Biography:

2011-Present: PhD Candidate, Institute of Zoology and University of Bristol.

2013: Pre-doctoral research fellow, Smithsonian Tropical Research Institute, Panama.

2010-2011: MSc in Biology (Integrative Bioscience), University of Oxford.

2008-2010: Educational Volunteer, ZSL London Zoo.

2007-2010: BSc in Zoology, University College London.

Science Outreach: I am passionate about sharing my love of science with the public, making the work I do accessible to people of all ages. This year I have helped to co-organise Soapbox Science Bristol along with Dr Sumner and her colleagues at the Institute of Zoology, as well as co-founding a new science outreach venture Popup Science along with recent leaver to the Sumner group Chris Wyatt. Check out my youtube video “The Life of a Fieldbiologists” which was given to staff and students at Our Lady’s Abingdon School in Oxfordshire as part of their Culture and Technology Series.

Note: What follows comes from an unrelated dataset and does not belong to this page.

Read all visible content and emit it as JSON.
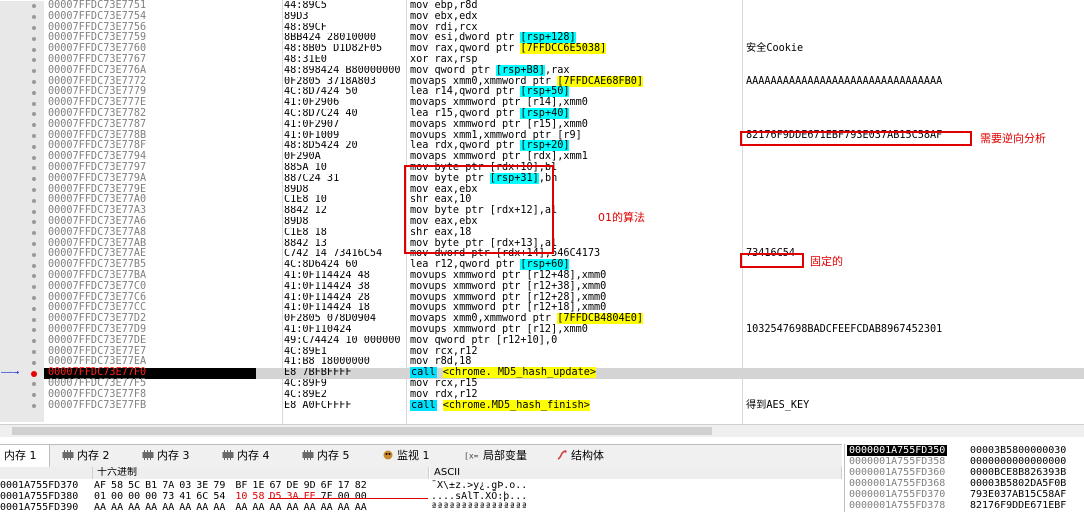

Contact:

Email – emily.bell@bristol.ac.uk

Twitter – @emilyfbell